Like all of the Bradys, Marcia’s cultural references begin and end in the early 70s, so she has no idea what he’s talking about.
“Hip hop?” she replies, incredulous. “Sounds like something a rabbit listens to.”
Marcia Brady isn’t the only one confused by hip-hop. In a blog post yesterday, everybody’s favorite racist fantasy author, Theodore “Vox Day” Beale offers a strikingly similar, er, critique of rap music, which begins by taking issue with the name of the genre.
“The fact is that rap is not, technically speaking, music at all,” Beale announces.
To call it music is akin to describing “scatting” or “falsetto” or “rhythm” or “electric guitar” as music. It is, rather, a non-melodic vocal styling; it is an element of music, or if you prefer, a musical tool, rather than a form of music in itself.
And while that vocal styling can be utilized in a broad variety of music, from metal to ambient, it is not music in itself.
Yes, Mr. Excessively Literal Minded, rapping is, technically, a vocal technique. “Rap music” is one of the names that’s used for a particular genre of music in which rapping is the central element, not just a term used to describe a capella raps.

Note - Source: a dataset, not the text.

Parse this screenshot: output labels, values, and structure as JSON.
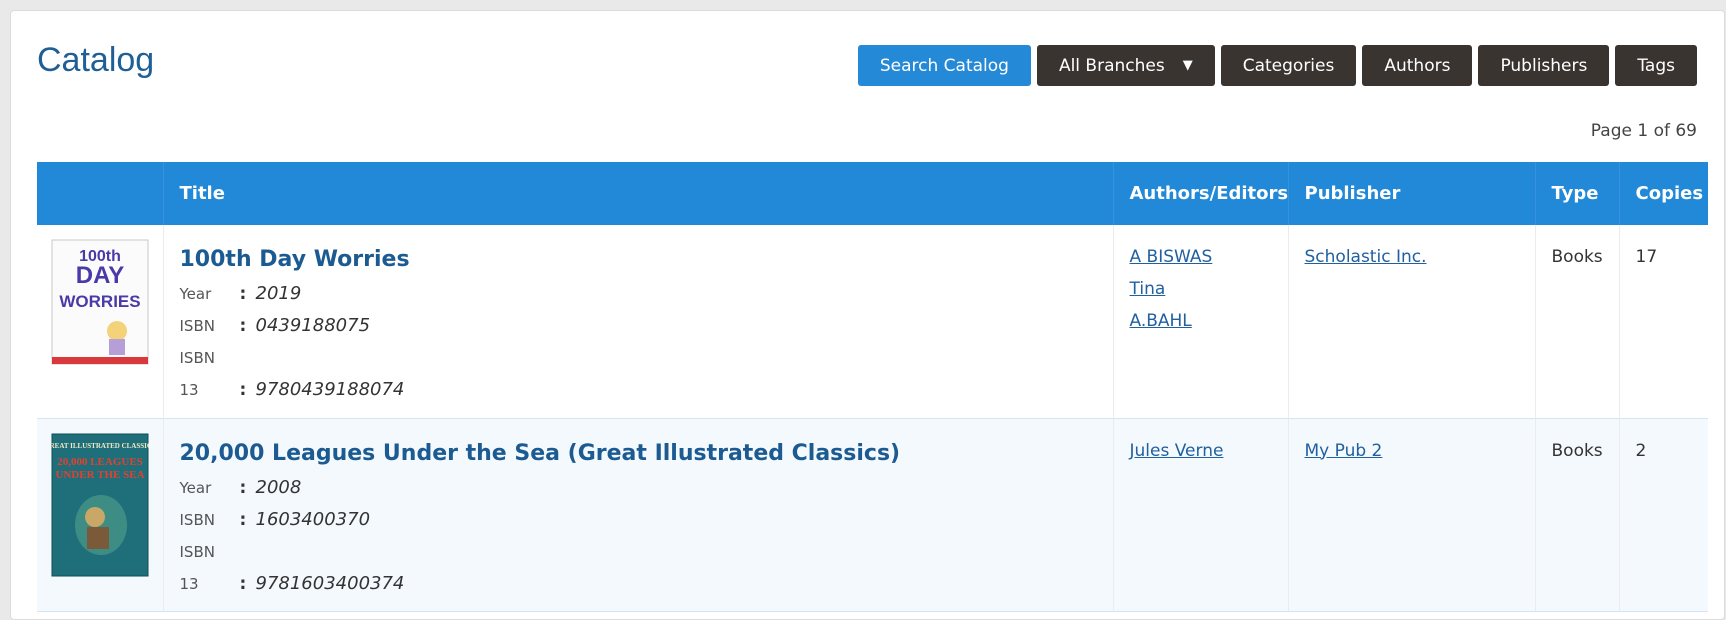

Sometimes “rap music” is called “rap,” for short, but the people who call it that aren’t referring just to the rapping.
I mean, this is all completely fucking obvious to everyone in the world, including Beale himself, but he’s choosing to be deliberately obtuse here. Obviously, the names of music genres can’t always be taken literally. Latin music is not sung in Latin. Rock music is not music produced by rocks.

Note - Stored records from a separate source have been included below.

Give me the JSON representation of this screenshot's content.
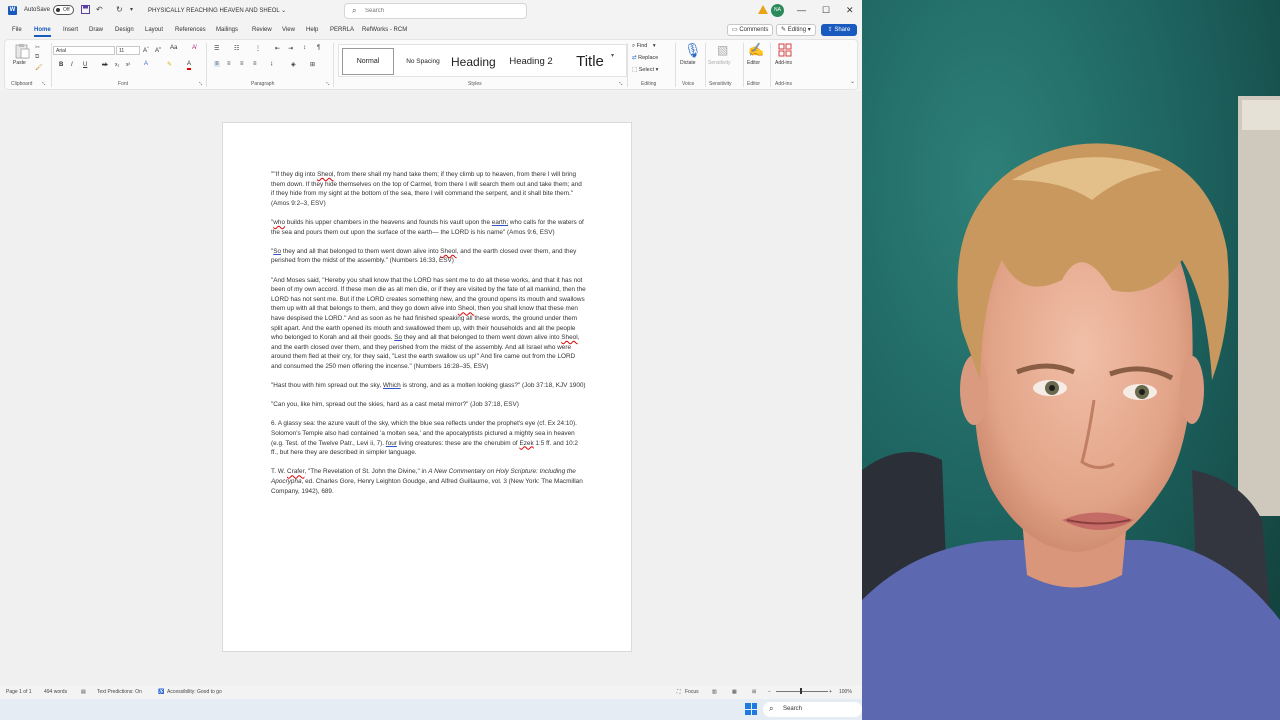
{
  "titlebar": {
    "app_logo": "W",
    "autosave_label": "AutoSave",
    "autosave_state": "Off",
    "document_title": "PHYSICALLY REACHING HEAVEN AND SHEOL",
    "document_title_suffix": "⌄",
    "search_placeholder": "Search",
    "avatar_initials": "NA",
    "icons": [
      "save-icon",
      "undo-icon",
      "redo-icon",
      "customize-icon",
      "warning-icon",
      "minimize-icon",
      "maximize-icon",
      "close-icon"
    ]
  },
  "tabs": [
    "File",
    "Home",
    "Insert",
    "Draw",
    "Design",
    "Layout",
    "References",
    "Mailings",
    "Review",
    "View",
    "Help",
    "PERRLA",
    "RefWorks - RCM"
  ],
  "active_tab": "Home",
  "top_actions": {
    "comments": "Comments",
    "editing": "Editing",
    "share": "Share"
  },
  "ribbon": {
    "clipboard": {
      "paste": "Paste",
      "label": "Clipboard"
    },
    "font": {
      "family": "Arial",
      "size": "11",
      "label": "Font",
      "bold": "B",
      "italic": "I",
      "underline": "U"
    },
    "paragraph": {
      "label": "Paragraph"
    },
    "styles": {
      "items": [
        "Normal",
        "No Spacing",
        "Heading 1",
        "Heading 2",
        "Title"
      ],
      "visible_items": [
        "Normal",
        "No Spacing",
        "Heading",
        "Heading 2",
        "Title"
      ],
      "label": "Styles"
    },
    "editing": {
      "find": "Find",
      "replace": "Replace",
      "select": "Select",
      "label": "Editing"
    },
    "voice": {
      "dictate": "Dictate",
      "label": "Voice"
    },
    "sensitivity": {
      "button": "Sensitivity",
      "label": "Sensitivity"
    },
    "editor": {
      "button": "Editor",
      "label": "Editor"
    },
    "addins": {
      "button": "Add-ins",
      "label": "Add-ins"
    }
  },
  "document": {
    "paragraphs": [
      {
        "parts": [
          {
            "t": "\"\"If they dig into "
          },
          {
            "t": "Sheol",
            "u": "red"
          },
          {
            "t": ", from there shall my hand take them; if they climb up to heaven, from there I will bring them down. If they hide themselves on the top of Carmel, from there I will search them out and take them; and if they hide from my sight at the bottom of the sea, there I will command the serpent, and it shall bite them.\" (Amos 9:2–3, ESV)"
          }
        ]
      },
      {
        "parts": [
          {
            "t": "\""
          },
          {
            "t": "who",
            "u": "red"
          },
          {
            "t": " builds his upper chambers in the heavens and founds his vault upon the "
          },
          {
            "t": "earth;",
            "u": "blue"
          },
          {
            "t": " who calls for the waters of the sea and pours them out upon the surface of the earth— the LORD is his name\" (Amos 9:6, ESV)"
          }
        ]
      },
      {
        "parts": [
          {
            "t": "\""
          },
          {
            "t": "So",
            "u": "blue"
          },
          {
            "t": " they and all that belonged to them went down alive into "
          },
          {
            "t": "Sheol",
            "u": "red"
          },
          {
            "t": ", and the earth closed over them, and they perished from the midst of the assembly.\" (Numbers 16:33, ESV)"
          }
        ]
      },
      {
        "parts": [
          {
            "t": "\"And Moses said, \"Hereby you shall know that the LORD has sent me to do all these works, and that it has not been of my own accord. If these men die as all men die, or if they are visited by the fate of all mankind, then the LORD has not sent me. But if the LORD creates something new, and the ground opens its mouth and swallows them up with all that belongs to them, and they go down alive into "
          },
          {
            "t": "Sheol",
            "u": "red"
          },
          {
            "t": ", then you shall know that these men have despised the LORD.\" And as soon as he had finished speaking all these words, the ground under them split apart. And the earth opened its mouth and swallowed them up, with their households and all the people who belonged to Korah and all their goods. "
          },
          {
            "t": "So",
            "u": "blue"
          },
          {
            "t": " they and all that belonged to them went down alive into "
          },
          {
            "t": "Sheol",
            "u": "red"
          },
          {
            "t": ", and the earth closed over them, and they perished from the midst of the assembly. And all Israel who were around them fled at their cry, for they said, \"Lest the earth swallow us up!\" And fire came out from the LORD and consumed the 250 men offering the incense.\" (Numbers 16:28–35, ESV)"
          }
        ]
      },
      {
        "parts": [
          {
            "t": "\"Hast thou with him spread out the sky, "
          },
          {
            "t": "Which",
            "u": "blue"
          },
          {
            "t": " is strong, and as a molten looking glass?\" (Job 37:18, KJV 1900)"
          }
        ]
      },
      {
        "parts": [
          {
            "t": "\"Can you, like him, spread out the skies, hard as a cast metal mirror?\" (Job 37:18, ESV)"
          }
        ]
      },
      {
        "parts": [
          {
            "t": "6. A glassy sea: the azure vault of the sky, which the blue sea reflects under the prophet's eye (cf. Ex 24:10). Solomon's Temple also had contained 'a molten sea,' and the apocalyptists pictured a mighty sea in heaven (e.g. Test. of the Twelve Patr., Levi ii, 7). "
          },
          {
            "t": "four",
            "u": "blue"
          },
          {
            "t": " living creatures: these are the cherubim of "
          },
          {
            "t": "Ezek",
            "u": "red"
          },
          {
            "t": " 1:5 ff. and 10:2 ff., but here they are described in simpler language."
          }
        ]
      },
      {
        "parts": [
          {
            "t": "T. W. "
          },
          {
            "t": "Crafer",
            "u": "red"
          },
          {
            "t": ", \"The Revelation of St. John the Divine,\" in "
          },
          {
            "t": "A New Commentary on Holy Scripture: Including the Apocrypha",
            "i": true
          },
          {
            "t": ", ed. Charles Gore, Henry Leighton Goudge, and Alfred Guillaume, vol. 3 (New York: The Macmillan Company, 1942), 689."
          }
        ]
      }
    ]
  },
  "statusbar": {
    "page": "Page 1 of 1",
    "words": "494 words",
    "text_predictions": "Text Predictions: On",
    "accessibility": "Accessibility: Good to go",
    "focus": "Focus",
    "zoom": "100%"
  },
  "taskbar": {
    "search_label": "Search"
  },
  "colors": {
    "word_blue": "#185abd",
    "canvas_gray": "#f0f0f0",
    "ribbon_bg": "#fbfbfb",
    "webcam_teal": "#1f6b68",
    "shirt_blue": "#5c68b0"
  }
}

Beale continues to dig his little hole:
“[R]ap music” was never anything more than a proto-SJW seize-and-ruin operation and an exercise in branding.
Er, what? What’s a “seize-and-ruin operation?” What do SJWs have to do with anything?
That’s why it hasn’t gone anywhere. It can’t go anywhere because there is no actual vehicle to do so.
What does this even mean?
[A]s a musical form in itself, [rap] simply does not exist.
I’m not sure how exactly to rebut someone whose head is this far up his own ass. So instead let me present this Freestyle Rap-Off from Mr. Show, which also features a bald white dude who doesn’t really understand rap. Or does he???